• $p_1(x)$ which passes through $(-1,2)$ and has roots at $0$ and $1$.
• $p_2(x)$ which passes through $(0,1)$ and has roots at $-1$ and $1$.
• $p_3(x)$ which passes through $(1,-4)$ and has roots at $-1$ and $0$.

In each line, the roots are at the $x$ coordinates of the two points we're not hitting.

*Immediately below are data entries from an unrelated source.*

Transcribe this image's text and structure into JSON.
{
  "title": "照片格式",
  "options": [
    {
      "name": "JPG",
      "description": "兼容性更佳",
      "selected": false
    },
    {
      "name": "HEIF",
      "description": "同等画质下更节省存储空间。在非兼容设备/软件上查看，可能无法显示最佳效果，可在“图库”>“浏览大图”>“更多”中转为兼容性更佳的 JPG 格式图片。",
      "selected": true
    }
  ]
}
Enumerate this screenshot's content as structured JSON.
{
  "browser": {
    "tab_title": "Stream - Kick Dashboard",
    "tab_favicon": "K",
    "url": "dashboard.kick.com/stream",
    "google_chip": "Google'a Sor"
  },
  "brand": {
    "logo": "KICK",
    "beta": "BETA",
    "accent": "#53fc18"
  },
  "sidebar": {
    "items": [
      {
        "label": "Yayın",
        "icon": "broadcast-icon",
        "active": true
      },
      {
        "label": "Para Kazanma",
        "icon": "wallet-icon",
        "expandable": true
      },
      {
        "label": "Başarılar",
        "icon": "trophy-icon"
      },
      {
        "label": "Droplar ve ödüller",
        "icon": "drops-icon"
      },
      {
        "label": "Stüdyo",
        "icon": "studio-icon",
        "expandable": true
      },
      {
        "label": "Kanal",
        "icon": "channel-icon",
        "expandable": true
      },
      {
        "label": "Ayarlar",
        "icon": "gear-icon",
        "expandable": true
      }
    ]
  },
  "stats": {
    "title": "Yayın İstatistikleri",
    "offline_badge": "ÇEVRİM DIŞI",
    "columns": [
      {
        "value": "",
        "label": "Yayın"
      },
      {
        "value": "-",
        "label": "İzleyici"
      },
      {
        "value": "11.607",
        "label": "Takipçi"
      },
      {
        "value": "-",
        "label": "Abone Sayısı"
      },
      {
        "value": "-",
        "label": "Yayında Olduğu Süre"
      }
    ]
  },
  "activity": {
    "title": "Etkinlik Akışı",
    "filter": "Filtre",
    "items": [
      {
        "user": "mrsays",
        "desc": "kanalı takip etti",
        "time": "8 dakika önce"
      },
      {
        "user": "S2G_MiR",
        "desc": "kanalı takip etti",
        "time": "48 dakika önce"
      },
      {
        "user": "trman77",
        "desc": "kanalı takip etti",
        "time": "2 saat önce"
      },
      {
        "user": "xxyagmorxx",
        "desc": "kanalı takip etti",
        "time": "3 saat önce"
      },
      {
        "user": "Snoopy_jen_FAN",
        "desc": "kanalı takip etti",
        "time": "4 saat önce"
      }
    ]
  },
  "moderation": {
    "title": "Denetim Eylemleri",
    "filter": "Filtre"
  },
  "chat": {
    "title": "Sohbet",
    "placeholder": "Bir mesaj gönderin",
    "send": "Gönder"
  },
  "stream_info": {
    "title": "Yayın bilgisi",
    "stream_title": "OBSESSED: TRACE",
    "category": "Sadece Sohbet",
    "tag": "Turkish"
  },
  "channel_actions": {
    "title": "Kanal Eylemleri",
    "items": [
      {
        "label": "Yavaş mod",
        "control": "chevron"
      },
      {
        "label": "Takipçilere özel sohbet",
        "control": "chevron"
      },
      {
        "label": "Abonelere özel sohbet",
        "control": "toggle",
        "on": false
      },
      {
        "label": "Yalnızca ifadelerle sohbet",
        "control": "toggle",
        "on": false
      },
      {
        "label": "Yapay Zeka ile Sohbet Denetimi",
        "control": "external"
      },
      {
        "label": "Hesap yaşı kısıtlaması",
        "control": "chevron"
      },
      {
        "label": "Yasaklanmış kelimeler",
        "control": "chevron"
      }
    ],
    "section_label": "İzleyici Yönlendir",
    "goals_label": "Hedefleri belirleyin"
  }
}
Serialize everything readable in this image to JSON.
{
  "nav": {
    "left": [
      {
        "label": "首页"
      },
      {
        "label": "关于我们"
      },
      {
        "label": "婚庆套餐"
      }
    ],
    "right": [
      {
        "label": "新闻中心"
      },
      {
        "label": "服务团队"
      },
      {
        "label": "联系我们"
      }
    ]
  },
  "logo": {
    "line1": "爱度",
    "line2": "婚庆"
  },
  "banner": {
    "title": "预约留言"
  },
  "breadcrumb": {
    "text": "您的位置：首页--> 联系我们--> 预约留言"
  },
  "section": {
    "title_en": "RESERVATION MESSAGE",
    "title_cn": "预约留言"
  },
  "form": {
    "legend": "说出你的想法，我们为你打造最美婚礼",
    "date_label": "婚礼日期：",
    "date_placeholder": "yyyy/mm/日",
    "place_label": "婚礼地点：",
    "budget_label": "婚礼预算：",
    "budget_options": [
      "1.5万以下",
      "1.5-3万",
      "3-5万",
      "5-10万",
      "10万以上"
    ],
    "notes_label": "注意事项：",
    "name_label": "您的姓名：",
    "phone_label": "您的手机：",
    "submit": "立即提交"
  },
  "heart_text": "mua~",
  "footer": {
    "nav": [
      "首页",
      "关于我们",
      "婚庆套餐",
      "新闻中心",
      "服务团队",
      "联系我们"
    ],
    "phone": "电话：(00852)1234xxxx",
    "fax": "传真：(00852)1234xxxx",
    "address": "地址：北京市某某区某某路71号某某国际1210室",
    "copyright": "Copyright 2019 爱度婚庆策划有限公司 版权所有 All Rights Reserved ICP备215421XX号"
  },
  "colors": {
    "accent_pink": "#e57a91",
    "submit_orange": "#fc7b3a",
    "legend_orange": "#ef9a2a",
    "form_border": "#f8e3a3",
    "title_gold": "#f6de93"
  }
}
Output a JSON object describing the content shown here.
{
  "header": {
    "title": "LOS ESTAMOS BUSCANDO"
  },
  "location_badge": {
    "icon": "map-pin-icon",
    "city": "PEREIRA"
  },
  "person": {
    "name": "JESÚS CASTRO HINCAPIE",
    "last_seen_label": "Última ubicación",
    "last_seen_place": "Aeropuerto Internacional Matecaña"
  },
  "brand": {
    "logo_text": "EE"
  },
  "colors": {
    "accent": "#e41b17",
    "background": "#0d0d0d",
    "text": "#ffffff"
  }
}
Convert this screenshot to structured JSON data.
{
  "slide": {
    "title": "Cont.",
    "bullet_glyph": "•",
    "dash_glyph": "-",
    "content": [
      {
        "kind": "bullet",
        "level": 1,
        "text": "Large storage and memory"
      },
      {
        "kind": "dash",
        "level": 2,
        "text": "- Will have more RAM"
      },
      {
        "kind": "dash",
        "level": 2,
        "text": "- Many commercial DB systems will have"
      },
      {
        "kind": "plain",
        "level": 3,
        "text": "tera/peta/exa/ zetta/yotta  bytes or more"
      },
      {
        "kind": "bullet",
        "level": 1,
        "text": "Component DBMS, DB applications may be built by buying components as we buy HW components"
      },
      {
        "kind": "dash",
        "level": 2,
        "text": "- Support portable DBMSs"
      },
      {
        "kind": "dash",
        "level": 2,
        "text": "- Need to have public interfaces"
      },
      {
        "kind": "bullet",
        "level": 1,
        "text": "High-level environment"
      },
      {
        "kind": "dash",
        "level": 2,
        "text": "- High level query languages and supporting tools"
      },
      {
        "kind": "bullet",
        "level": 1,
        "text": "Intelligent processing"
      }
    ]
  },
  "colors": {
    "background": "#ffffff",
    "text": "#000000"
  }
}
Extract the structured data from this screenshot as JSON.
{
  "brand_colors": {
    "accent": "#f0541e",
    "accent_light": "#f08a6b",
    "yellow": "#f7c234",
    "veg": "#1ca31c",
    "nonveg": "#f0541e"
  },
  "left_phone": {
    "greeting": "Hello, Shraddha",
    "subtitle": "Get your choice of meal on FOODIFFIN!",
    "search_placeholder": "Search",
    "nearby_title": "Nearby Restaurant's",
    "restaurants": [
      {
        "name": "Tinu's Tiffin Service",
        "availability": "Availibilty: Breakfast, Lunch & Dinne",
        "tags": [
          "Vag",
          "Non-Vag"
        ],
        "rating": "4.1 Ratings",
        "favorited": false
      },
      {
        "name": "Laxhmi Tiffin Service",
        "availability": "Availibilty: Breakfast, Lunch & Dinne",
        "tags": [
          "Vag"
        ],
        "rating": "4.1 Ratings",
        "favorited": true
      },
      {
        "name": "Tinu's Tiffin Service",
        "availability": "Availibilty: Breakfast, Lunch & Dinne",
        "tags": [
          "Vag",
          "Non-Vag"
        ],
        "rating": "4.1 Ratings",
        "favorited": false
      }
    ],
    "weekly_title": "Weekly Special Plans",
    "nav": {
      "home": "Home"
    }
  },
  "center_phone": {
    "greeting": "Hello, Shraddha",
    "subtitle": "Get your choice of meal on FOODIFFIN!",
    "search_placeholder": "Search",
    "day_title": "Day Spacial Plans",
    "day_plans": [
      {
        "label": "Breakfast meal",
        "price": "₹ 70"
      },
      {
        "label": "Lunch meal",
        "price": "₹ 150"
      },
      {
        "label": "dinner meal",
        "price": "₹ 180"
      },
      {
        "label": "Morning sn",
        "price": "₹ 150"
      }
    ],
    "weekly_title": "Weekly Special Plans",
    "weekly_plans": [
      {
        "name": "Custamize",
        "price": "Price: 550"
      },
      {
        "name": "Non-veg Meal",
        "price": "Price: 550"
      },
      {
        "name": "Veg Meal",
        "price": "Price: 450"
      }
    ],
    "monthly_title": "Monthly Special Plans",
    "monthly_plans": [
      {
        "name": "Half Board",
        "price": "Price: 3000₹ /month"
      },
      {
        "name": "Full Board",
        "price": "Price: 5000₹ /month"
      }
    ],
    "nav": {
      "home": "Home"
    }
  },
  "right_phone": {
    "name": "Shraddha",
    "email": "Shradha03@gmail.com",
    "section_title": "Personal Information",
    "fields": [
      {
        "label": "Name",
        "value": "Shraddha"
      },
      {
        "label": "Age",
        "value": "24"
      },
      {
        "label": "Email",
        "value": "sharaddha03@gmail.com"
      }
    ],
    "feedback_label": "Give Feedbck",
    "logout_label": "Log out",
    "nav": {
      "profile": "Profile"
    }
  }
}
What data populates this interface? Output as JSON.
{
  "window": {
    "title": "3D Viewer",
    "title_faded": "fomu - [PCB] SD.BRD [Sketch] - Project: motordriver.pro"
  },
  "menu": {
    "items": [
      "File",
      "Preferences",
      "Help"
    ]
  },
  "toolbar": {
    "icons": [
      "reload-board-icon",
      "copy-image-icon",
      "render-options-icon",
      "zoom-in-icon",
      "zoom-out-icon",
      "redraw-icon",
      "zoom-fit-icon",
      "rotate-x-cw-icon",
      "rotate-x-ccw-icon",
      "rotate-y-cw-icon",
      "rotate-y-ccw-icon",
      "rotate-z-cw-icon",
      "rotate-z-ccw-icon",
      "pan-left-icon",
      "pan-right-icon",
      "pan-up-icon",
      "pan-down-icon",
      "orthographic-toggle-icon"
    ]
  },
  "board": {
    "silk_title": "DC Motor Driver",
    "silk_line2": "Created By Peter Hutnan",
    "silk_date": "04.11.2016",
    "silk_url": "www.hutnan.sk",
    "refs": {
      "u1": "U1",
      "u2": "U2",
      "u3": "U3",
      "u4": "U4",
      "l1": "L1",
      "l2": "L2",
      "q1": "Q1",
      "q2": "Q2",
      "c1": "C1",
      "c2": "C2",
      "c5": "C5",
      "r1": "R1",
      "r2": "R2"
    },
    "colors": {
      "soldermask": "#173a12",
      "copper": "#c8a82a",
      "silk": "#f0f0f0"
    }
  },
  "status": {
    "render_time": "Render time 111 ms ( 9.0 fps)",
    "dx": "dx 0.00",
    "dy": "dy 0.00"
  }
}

So when we add all three partial solutions, $p_1+p_2+p_3$ will pass through all three points.

For $p_1$, we start by constructing a quadratic with roots at $0$ and $1$ and then scale it such that it has the right value at $-1$. To get roots at $0$ and $1$ we just multiply $x-0$ and $x-1$ to get $x^2-x$. The value of $x^2-x$ at $x=-1$ is $2$, so we don't even need to scale it: $p_1(x)= x^2-x$.

For $p_2$, start by multiplying $x-(-1)$ and $x-1$ to get $x^2-1$. Its value at $0$ is $-1$, so we need to scale by $-1$ to get $p_2(0)=1$. Therefore $p_2(x)=-x^2+1$.

For $p_3$, multiply $x-(-1)$ and $x-0$ to get $x^2+x$. The value at $1$ is $2$, so we scale by $\frac{-4}{2}=-2$ and get $p_3(x)=-2x^2-2x$.

Standard form is :$f(x)=y=ax^2+bx+c$
$\begin{cases} y_1=ax_1^{2}+bx_1+c \\ y_2=ax_2^{2}+bx_2+c\\ y_3=ax_3^{2}+bx_3+c \end{cases}$